Marine turtles are loved by many, but sadly their very existence is under threat due to the increasing pressures human activities are having on their environments, from habitat loss to unintentional capture in fisheries.
The Marine Turtle Conservation Project was launched in 2010 by Emirates Wildlife Society in association with WWF (EWS-WWF) to better understand the conservation needs of the turtles in the Gulf. This project is now in its third year and during the 2012 nesting season has tagged 31 turtles from across 3 countries.
Focusing its attention on the critically endangered Hawksbill (IUCN Red Listed), the project will in total monitor up to 75 post-nesting female turtles from the region using satellite tracking. Turtles depend on coastal habitats, including coral reefs for feeding and beaches for nesting, and this project will help in identifying important migratory routes and foraging grounds in the region.

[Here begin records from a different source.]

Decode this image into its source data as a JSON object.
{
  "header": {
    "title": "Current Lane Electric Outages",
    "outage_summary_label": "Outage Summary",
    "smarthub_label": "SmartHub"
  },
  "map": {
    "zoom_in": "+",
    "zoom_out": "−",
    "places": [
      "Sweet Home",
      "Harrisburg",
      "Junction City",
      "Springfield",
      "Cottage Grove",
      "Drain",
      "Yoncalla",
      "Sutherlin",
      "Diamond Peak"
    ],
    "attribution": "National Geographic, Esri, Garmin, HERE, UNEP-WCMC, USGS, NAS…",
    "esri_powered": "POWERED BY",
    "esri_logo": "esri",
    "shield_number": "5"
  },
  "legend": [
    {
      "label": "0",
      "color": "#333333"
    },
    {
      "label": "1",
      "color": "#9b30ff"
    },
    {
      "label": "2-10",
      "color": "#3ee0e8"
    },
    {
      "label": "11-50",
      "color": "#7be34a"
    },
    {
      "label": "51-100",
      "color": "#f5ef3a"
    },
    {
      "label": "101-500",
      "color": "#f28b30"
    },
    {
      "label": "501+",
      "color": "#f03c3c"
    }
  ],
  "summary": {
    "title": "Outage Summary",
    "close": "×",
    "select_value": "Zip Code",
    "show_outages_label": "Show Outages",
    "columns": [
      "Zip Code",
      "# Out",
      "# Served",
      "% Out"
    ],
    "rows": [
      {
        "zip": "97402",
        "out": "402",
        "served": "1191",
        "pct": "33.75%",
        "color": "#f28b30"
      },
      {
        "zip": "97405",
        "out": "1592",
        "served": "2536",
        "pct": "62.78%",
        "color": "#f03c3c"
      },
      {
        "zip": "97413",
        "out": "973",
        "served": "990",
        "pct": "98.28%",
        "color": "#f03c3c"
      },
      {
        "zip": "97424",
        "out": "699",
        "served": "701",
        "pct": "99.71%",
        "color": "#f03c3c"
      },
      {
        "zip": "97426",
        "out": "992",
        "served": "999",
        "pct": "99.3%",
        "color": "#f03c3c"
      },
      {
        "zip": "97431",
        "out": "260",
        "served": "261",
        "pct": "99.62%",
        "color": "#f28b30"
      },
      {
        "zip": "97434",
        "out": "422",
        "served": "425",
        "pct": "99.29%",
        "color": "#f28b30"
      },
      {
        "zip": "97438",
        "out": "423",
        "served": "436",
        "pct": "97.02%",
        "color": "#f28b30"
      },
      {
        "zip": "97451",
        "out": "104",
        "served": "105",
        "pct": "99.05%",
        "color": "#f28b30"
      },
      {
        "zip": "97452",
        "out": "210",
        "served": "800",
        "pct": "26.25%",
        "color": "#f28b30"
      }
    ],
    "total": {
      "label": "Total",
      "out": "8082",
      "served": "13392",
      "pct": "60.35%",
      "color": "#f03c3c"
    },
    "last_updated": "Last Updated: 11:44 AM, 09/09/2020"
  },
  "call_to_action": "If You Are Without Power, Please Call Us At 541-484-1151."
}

As the Marine Turtle Conservation Project comes to a close after nearly 4 years of work, it was time for project partners and stakeholders to gather in Dubai, UAE for EWS-WWF to present the project findings, such as the discovery of key foraging sites and migration routes, and facilitate discussion for the next steps in regional turtle conservation.
Our Turtle Team just got back from an exciting trip, visiting some important turtle feeding grounds in the waters of Abu Dhabi, identified from the previous years of turtle tracking data. They did this in order to find out why turtles swim in these areas, what they eat and what their feeding habits are.
With the help of our partners, Environment Agency - Abu Dhabi, the sites...
Our partners in Oman, theEnvironment Society of Oman (ESO), in partnership with the Ministry of Environment and Climate Affairs , have tagged and currently tracking five more hawksbill turtles, one in 2012 and four in 2013. They have kindly agreed to include this information in the overall analysis of the Marine Turtle Conservation Project, meaning that we now have data from 80 turtles to be used for...